They were a long time in coming.
So when the New York City Housing Authority began installing security cameras at the crime-ridden Hammel Houses in Rockaway Beach on April 4, Councilman Donovan Richards (D-Laurelton) and his predecessor, state Sen. James Sanders (D-South Ozone Park), made sure to be on hand.
The cameras, originally funded by Sanders with Council discretionary funds but delayed for years when NYCHA under former Mayor Bloomberg refused to spend the money, are the start of what Richards and housing officials hope will be a growing trend under Mayor de Blasio and new agency Chairwoman Shola Olatoye.
It’s a start, Richards said on Monday
“We have had some very fruitful talks with the administration and NYCHA,” the Councilman said at an unrelated event in Springfield Gardens.
Richards and Sanders in statements issued after the Hammel unveiling said the cameras are invaluable tools for ensuring public safety and residents’ peace of mind.
“Unfortunately, the New York City Housing Authority lacks the funding to install cameras at all of its developments and can only do so where it has received discretionary funding from elected officials,” NYCHA said in a statement emailed to the Chronicle on Tuesday.

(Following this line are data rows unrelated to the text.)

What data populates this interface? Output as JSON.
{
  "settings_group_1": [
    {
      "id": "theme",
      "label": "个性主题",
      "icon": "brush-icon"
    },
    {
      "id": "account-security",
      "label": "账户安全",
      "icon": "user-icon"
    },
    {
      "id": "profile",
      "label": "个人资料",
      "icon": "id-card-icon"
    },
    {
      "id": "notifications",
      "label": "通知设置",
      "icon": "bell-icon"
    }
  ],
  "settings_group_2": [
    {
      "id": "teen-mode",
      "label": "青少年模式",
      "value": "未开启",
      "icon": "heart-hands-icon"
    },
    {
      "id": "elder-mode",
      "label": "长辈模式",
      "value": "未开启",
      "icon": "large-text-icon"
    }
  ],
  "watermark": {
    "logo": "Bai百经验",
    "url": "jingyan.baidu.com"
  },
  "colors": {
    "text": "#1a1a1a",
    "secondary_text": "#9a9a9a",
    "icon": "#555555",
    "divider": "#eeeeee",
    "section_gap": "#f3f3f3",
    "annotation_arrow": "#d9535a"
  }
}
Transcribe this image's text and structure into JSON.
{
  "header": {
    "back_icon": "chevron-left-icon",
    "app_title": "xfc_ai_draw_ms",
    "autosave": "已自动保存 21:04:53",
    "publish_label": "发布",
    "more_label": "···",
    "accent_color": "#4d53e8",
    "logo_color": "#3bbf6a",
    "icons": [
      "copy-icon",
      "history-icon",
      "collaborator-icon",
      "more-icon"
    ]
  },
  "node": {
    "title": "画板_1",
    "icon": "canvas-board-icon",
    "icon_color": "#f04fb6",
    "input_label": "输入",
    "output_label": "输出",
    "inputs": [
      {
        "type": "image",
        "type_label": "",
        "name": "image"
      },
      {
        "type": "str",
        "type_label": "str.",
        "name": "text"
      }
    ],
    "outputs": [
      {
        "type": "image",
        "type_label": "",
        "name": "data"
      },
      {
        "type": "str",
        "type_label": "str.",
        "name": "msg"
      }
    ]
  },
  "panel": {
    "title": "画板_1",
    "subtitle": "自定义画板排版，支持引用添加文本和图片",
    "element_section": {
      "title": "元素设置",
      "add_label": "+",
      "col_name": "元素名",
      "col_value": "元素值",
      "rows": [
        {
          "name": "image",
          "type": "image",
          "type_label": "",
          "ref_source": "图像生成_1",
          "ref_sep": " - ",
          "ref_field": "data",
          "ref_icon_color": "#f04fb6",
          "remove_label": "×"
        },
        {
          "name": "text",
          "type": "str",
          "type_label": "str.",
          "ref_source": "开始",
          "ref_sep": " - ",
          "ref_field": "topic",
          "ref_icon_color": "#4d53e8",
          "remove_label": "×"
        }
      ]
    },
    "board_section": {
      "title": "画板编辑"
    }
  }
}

Richards himself has allocated nearly $2 million for cameras at the Beach 41st Houses and the Ocean Bay Apartments, both in the Rockaways.
“We expect to have them installed by the end of the year,” he said.
It wasn’t always that way.
Prior to 2003, NYCHA received federal anticrime grants for cameras and installation, but the money was eliminated.
For now the agency depends on local and state politicians setting aside money, though it is not known if that will change later this month when Mayor de Blasio unveils his first executive budget proposal.
NYCHA’s statement said aside from Hammel, cameras in the last fiscal year have been installed or started being installed at the James Bland and Latimer Gardens housing projects in Flushing; the Conlon Lihfe Tower in Jamaica, and in Woodside.
Projects this year, aside from the two funded by Richards, include Baisley Park in Jamaica and further work at Latimer Gardens.
NYCHA said since the start of its surveillance program in 1997, it has installed 10,810 security surveillance cameras at 1,061 buildings in 196 developments.
John Rhea, whom Olatoye replaced, served as chairman for nearly four years under Bloomberg.
Among the allegations against Rhea and his management team in a 2012 series of articles in the Daily News was that NYCHA had $45 million allocated to it by various government entities for security cameras at high-crime housing projects, but simply did not spend it.
Rhea, who resigned last December rather than be replaced as de Blasio vowed he would be, also supposedly held onto about $1 billion in federal housing money earmarked for upkeep and repairs.
The result was accumulation of a reported 420,000 backlogged repair requests in public housing projects throughout the city.
De Blasio in February felt the need to reallocate $52.5 million in NYCHA funds earmarked for the NYPD to the repair budget line item.